:: Assigned task ::
Within the lines below, find those that hold the string "this" and copy each one.

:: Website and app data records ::
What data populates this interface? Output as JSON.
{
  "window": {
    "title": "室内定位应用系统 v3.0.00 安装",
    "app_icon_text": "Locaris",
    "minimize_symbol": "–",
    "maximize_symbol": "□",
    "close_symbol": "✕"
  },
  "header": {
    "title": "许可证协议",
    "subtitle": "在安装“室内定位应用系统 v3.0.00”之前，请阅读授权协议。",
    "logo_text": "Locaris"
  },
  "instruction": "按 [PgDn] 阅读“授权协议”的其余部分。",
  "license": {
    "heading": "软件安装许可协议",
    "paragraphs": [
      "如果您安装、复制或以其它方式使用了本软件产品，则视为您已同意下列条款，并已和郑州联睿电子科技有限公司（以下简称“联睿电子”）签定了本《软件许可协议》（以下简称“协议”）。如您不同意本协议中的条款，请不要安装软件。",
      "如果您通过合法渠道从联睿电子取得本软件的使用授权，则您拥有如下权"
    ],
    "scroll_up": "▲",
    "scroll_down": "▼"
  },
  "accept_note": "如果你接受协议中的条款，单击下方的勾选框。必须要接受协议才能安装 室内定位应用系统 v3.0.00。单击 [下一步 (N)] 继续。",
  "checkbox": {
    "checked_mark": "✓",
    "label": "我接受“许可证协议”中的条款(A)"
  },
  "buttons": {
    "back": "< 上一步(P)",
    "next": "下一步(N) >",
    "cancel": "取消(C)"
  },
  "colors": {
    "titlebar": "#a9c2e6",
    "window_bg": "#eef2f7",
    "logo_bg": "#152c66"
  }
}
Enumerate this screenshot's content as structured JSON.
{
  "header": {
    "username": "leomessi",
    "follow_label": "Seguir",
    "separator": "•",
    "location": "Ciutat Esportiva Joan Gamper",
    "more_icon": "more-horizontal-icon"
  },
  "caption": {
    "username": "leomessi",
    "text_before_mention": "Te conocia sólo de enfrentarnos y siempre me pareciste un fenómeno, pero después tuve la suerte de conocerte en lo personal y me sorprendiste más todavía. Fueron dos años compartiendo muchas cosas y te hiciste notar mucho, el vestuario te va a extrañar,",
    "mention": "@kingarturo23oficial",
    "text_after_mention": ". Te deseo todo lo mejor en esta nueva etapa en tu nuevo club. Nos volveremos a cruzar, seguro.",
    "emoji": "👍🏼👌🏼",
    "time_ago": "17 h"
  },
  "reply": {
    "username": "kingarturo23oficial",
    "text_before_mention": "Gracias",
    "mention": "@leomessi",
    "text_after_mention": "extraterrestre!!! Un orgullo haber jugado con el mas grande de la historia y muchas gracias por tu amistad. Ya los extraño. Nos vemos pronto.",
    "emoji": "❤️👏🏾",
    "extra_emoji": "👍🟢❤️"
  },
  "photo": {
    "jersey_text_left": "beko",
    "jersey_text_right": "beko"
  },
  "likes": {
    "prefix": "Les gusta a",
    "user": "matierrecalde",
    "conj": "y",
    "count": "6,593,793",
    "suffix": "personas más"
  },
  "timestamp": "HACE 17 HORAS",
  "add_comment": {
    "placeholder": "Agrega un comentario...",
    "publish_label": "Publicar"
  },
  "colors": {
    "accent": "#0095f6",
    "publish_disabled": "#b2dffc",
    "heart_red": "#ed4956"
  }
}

:: Expected answer ::
What data populates this interface? Output as JSON.
Enumerate this screenshot's content as structured JSON.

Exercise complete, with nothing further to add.